After some ibuprofen and a glass of filtered water, my head feels much better. Eric does a great job disinfecting the bathroom while I bundle up the towels for dry cleaning. Then he takes Sophie outside to play in the yard.
I sit on the porch and watch them. Eric throws a Frisbee, and Sophie jumps high in the air to catch it in her mouth. She starts to run, and Eric chases her. She dives behind a stand of bushes and begins to dig with her front paws. I am alarmed to see dirt spray in all directions behind her, but when I realize the bushes are just a bunch of straggly forsythia I plan to replace next spring, I simply take a deep breath, count to three, and say nothing. Eric notices, and looks relieved.
As Eric and Sophie romp, I stop to consider whether I could endure having a dog. I never saw the point of them, but I know Eric would like one. He doesn’t think about things like fur-covered furniture, puddles of drool, fleas, Lyme ticks, muddy carpets, or animal-to-human E. coli transmission. I wonder if, with a bit of well-honed cognitive restructuring, I could learn to worry less about those things. Maybe a dog would be something we could compromise on.
Sophie darts around the yard some more, and then jumps up on Eric, her front paws on his shoulders. Laughing, he takes her paws and leads her in a little dance. She pulls away and barks at him, then zooms in circles around him. He chases after her and dives onto the ground to catch her, but she is too quick. She runs triumphantly around the yard, barking and leaping, daring him to chase her again. He pulls himself up, brushes mud off his pants, and takes off after her.
It’s nice to see Eric so happy.
Maybe in a few years we could think about getting a dog. A small dog. It could live in a basket, or we could train it to stay in the back hallway. My friend Emily has a Chihuahua named Bean Bag and he’s not so bad. He’s so tiny he can fit in Emily’s purse, although naturally she doesn’t put him in there for sanitary reasons. Eric always makes fun of Beanie, but that’s probably because he thinks canine outerwear is a fashion indulgence rather than a recommendation from a credentialed veterinary pulmonologist. He also thinks naturopaths aren’t real doctors, but don’t get me started on that.
Eric and Sophie continue to play. They dash behind the shed and around two maples, tear through the neighbor’s pachysandra, and race down the driveway and back. This continues until Sophie stops abruptly near the fence and starts to sniff around. Eric stands a few feet away, panting slightly, hands on his hips.
Sophie noses around a bit more, and then squats.
I grip the armrests of my lawn chair.
Straining slightly, Sophie pushes a giant brown log onto the ground. Then she squeezes out another one. As she works on number three, a slight breeze carries the odor of it to where I am sitting about 15 feet away. I hold my breath and close my eyes.
When I open them, I see that Eric is watching me. His eyes linger on my face for a moment.
Then he turns back to the dog.

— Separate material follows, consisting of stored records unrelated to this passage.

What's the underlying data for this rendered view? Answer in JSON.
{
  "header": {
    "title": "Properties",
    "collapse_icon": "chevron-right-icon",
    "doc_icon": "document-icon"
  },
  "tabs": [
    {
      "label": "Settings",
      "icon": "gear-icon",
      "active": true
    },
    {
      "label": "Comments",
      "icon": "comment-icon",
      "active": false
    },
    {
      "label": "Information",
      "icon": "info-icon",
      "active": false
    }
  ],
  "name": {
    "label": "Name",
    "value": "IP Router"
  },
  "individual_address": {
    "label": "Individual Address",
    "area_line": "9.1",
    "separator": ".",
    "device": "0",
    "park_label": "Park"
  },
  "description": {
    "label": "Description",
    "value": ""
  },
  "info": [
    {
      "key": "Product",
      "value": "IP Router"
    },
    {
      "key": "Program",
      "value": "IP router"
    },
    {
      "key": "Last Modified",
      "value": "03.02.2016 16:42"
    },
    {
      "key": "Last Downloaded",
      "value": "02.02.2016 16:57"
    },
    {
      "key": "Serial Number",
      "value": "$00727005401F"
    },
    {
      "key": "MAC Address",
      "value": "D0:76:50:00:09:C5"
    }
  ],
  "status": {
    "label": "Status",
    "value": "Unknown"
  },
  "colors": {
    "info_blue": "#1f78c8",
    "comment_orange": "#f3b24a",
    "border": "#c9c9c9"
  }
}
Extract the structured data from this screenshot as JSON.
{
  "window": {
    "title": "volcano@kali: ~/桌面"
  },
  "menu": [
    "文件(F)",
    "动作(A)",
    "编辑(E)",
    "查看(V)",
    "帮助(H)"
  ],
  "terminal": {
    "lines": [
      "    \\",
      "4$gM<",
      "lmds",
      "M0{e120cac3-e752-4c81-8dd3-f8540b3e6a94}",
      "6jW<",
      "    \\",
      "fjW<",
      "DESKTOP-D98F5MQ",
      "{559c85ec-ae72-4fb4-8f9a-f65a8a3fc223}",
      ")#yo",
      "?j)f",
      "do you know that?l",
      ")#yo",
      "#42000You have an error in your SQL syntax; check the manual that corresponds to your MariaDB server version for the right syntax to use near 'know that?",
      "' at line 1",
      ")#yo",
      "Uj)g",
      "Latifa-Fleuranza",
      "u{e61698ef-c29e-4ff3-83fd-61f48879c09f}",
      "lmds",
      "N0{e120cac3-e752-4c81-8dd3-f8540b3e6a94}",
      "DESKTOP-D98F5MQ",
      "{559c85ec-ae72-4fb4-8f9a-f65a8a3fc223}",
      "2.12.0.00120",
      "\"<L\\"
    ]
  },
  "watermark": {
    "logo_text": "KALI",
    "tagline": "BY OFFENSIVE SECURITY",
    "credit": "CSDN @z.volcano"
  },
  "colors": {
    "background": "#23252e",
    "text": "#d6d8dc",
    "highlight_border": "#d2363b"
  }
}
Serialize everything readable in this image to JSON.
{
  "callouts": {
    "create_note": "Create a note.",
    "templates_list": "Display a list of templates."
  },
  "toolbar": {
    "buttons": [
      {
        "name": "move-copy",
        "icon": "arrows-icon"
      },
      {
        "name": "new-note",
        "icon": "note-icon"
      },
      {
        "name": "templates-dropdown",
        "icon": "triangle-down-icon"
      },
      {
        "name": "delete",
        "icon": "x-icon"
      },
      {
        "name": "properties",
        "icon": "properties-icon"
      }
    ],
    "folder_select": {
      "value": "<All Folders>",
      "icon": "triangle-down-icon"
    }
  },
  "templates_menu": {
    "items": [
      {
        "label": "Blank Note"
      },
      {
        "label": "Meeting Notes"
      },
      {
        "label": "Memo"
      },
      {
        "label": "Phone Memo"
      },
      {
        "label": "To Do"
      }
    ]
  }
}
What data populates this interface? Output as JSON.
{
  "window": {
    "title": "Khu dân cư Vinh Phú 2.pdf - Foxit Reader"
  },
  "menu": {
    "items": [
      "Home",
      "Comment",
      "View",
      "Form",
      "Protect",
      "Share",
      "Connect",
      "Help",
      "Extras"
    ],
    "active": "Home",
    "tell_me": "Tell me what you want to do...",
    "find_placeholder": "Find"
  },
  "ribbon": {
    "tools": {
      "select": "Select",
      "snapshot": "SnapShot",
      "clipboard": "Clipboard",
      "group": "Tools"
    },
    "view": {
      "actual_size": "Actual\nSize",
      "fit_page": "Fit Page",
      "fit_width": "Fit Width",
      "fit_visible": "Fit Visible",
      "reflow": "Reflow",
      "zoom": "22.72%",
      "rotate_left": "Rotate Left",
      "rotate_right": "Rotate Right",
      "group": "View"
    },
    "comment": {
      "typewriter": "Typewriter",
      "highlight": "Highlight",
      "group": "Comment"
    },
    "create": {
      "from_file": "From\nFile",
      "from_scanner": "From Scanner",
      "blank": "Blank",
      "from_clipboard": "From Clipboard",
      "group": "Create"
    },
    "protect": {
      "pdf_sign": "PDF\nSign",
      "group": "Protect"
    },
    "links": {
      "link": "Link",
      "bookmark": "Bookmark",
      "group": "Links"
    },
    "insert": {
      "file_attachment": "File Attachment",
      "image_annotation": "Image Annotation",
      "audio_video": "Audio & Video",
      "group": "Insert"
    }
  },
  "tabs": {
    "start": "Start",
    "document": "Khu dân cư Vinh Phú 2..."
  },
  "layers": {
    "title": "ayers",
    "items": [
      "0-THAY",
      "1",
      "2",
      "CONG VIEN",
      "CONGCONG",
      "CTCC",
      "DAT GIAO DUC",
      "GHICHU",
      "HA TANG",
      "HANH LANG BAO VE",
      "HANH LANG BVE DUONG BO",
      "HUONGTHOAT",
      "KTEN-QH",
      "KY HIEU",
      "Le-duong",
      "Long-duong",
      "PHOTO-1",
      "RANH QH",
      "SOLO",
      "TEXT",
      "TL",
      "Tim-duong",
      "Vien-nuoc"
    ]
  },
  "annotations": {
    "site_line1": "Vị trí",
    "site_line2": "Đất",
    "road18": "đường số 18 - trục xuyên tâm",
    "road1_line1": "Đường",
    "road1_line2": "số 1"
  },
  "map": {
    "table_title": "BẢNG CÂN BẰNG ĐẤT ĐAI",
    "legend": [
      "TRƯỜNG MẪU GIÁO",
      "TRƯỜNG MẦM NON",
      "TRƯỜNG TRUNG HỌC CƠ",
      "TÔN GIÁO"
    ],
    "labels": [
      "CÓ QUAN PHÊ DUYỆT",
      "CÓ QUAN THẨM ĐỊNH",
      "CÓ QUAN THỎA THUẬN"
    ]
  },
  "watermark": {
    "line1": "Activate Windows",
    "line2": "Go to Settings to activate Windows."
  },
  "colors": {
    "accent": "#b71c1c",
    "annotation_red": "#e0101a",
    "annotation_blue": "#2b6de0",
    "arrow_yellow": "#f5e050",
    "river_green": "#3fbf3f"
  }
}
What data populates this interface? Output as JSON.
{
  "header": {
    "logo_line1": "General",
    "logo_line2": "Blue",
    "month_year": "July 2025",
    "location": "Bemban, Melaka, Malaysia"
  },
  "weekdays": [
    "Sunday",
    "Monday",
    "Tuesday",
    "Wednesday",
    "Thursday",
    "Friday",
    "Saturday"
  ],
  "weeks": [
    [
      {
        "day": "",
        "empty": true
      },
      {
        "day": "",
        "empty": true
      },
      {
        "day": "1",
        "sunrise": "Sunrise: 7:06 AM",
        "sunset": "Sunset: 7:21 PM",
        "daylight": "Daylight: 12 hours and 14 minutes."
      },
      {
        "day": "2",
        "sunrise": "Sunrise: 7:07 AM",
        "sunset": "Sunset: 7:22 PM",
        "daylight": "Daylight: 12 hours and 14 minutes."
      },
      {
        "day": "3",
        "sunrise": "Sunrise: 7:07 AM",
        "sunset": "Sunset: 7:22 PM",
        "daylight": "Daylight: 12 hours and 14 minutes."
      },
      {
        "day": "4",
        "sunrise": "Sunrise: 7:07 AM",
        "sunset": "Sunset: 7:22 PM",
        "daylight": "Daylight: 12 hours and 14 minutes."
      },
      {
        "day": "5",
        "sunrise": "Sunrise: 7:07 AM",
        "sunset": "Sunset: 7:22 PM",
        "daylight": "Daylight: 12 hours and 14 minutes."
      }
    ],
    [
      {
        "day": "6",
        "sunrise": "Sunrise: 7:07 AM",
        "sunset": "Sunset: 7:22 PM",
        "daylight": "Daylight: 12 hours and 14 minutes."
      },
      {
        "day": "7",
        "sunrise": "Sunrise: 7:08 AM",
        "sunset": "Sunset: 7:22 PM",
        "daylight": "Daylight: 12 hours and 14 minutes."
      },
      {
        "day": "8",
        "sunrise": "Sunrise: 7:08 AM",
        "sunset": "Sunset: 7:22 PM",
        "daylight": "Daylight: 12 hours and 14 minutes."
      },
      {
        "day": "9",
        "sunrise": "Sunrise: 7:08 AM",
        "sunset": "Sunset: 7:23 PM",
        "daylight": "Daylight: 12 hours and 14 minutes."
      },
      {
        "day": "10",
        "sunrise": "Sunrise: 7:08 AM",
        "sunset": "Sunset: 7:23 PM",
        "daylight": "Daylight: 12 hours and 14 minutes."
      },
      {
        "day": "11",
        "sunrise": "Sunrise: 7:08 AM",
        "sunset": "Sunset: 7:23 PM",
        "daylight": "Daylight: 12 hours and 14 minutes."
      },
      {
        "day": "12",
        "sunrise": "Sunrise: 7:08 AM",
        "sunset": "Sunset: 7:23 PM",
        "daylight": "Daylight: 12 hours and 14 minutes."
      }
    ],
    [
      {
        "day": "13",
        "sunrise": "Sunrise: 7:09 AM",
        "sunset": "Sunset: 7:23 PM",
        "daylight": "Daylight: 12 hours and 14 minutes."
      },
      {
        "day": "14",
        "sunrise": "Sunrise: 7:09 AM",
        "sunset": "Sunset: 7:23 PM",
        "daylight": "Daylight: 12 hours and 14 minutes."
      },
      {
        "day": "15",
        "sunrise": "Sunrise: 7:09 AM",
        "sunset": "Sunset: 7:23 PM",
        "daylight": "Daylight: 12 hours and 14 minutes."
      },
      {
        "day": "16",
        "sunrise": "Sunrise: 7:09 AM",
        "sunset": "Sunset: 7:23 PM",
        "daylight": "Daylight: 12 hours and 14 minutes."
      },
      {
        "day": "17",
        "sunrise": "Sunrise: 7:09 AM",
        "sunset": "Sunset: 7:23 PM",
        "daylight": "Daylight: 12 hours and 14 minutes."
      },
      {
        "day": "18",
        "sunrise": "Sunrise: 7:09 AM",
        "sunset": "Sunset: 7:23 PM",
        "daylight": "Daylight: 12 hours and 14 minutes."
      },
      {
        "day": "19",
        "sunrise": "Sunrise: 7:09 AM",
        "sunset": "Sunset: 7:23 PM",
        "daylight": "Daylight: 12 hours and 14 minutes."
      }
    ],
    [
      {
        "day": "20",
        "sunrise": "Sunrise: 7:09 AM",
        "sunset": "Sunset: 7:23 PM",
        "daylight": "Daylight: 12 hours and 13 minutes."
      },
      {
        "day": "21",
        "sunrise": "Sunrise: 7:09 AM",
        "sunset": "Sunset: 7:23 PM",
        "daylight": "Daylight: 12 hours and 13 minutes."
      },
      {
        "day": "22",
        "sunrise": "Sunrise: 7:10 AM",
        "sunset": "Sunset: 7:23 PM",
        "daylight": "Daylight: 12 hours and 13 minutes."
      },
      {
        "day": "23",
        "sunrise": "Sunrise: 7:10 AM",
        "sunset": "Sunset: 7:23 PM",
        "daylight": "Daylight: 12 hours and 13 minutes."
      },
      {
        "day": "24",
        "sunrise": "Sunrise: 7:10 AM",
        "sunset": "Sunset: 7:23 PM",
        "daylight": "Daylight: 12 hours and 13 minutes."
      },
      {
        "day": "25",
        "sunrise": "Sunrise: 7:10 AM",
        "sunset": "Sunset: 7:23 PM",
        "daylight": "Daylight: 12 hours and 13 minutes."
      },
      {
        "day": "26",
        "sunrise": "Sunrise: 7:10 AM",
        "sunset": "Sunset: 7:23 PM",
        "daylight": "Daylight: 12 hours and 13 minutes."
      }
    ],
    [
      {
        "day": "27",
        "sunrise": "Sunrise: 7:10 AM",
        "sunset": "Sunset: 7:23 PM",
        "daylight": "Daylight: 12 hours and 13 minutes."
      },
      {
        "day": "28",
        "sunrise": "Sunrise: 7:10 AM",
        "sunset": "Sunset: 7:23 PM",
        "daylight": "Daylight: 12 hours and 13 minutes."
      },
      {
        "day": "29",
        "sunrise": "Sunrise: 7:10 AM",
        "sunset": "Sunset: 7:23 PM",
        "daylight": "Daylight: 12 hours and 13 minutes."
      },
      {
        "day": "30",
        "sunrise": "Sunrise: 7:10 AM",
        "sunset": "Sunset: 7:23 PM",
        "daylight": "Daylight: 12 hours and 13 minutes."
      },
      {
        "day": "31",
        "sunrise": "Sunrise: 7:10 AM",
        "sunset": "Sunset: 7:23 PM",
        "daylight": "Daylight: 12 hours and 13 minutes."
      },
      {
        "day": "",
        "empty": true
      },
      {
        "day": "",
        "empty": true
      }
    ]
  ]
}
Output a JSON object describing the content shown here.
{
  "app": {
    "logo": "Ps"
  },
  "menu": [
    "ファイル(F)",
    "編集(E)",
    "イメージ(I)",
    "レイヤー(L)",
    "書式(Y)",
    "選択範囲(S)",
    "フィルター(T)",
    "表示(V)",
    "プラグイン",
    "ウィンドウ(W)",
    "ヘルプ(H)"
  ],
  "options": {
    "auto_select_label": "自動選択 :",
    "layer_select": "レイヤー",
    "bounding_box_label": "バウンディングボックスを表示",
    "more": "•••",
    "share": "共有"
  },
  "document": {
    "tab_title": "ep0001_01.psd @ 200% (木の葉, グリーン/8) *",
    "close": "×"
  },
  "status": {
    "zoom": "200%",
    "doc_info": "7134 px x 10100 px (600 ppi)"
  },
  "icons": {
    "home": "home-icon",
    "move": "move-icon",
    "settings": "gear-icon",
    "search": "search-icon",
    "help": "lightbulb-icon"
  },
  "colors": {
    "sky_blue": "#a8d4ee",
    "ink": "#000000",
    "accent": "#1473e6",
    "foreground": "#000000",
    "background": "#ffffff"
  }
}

When Sophie finishes, she leaps up and sprints away, knowing that Eric will follow her wherever she runs.
Alice Lesch Kelly is a freelance journalist, book collaborator, and content provider specializing in health. She holds an MA in Creative Writing from Boston University, and currently teaches undergraduate Creative Nonfiction workshops at Emerson College in Boston.